When Cancel Culture Becomes Kill Culture

Dr. Munr Kazmir
4 min readApr 13, 2024

Some people want other people to shut up. What if they won’t?

Salman Rushdie no Fronteiras do Pensamento Porto Alegre 2014. Convidado: Salman Rushdie, escritor indo-britânico. Data: 12 de maio de 2014. Local: Salão de Atos da UFRGS — Porto Alegre. (Crédito: Luiz Munhoz)

“So it’s you. Here you are.”

When Salman Rushdie was attacked onstage by a knife-wielding fanatic in 2022 as he prepared to give a lecture, Mr. Rushdie had already been living under the threat of assassination for over 33 years.

Since 1989, Salman Rushdie has lived under the shadow of a death sentence, not for any crime, but for the act of creating literature. His novel, “The Satanic Verses,” ignited a firestorm of controversy, leading to a fatwa issued by Iran’s Ayatollah Khomeini in February 1989.

In his fatwa, Khomeini called for the execution of author Salman Rushdie, labeling him an apostate and accusing him of insulting Islam and its Prophet.
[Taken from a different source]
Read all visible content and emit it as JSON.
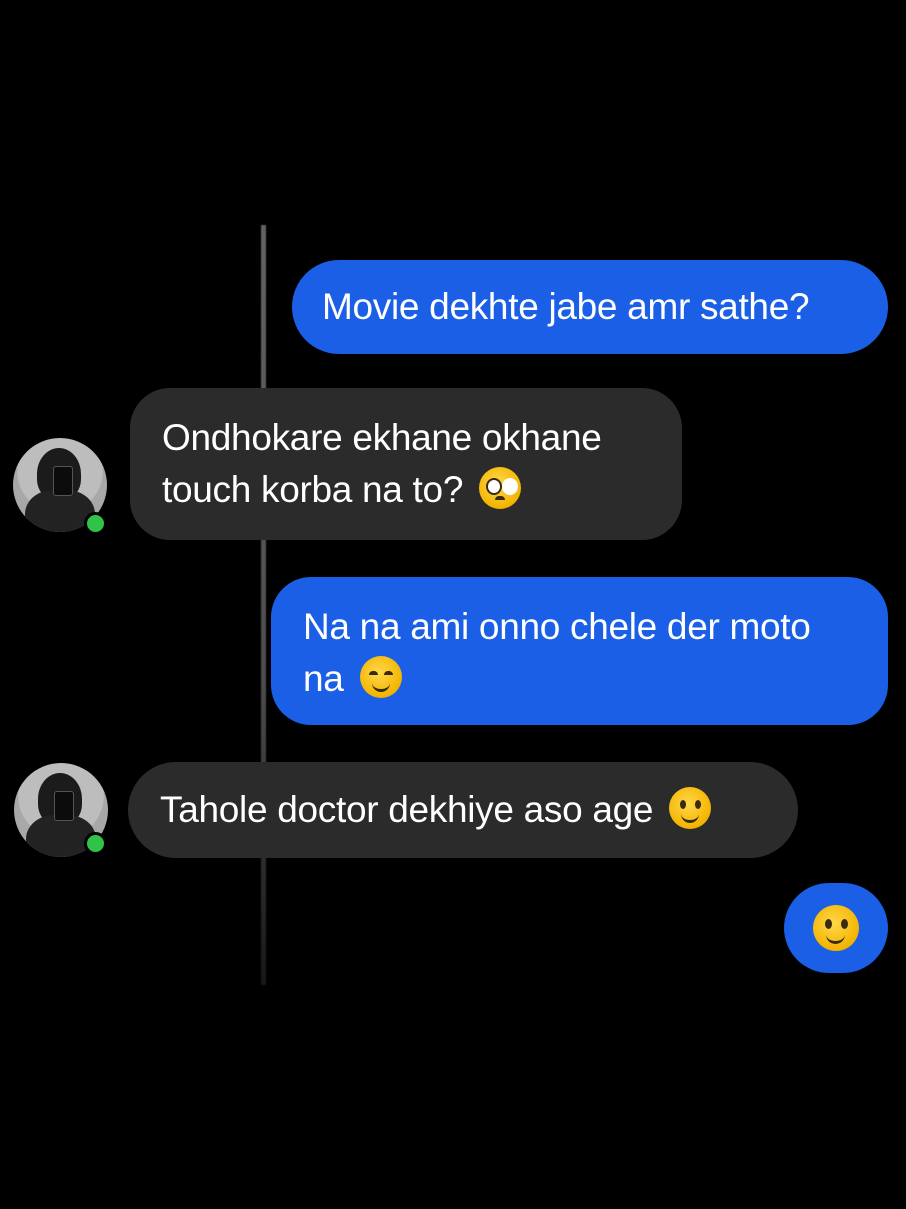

The fatwa sparked widespread international condemnation, igniting debates about freedom of expression, the limits of religious tolerance, and the clash between cultural sensitivities and artistic freedom. Rushdie was forced into hiding, living under constant police protection for years, as fears of assassination attempts by extremist groups loomed large.

Only during the last few years did Salman Rushdie finally emerge to do a few speaking events per year.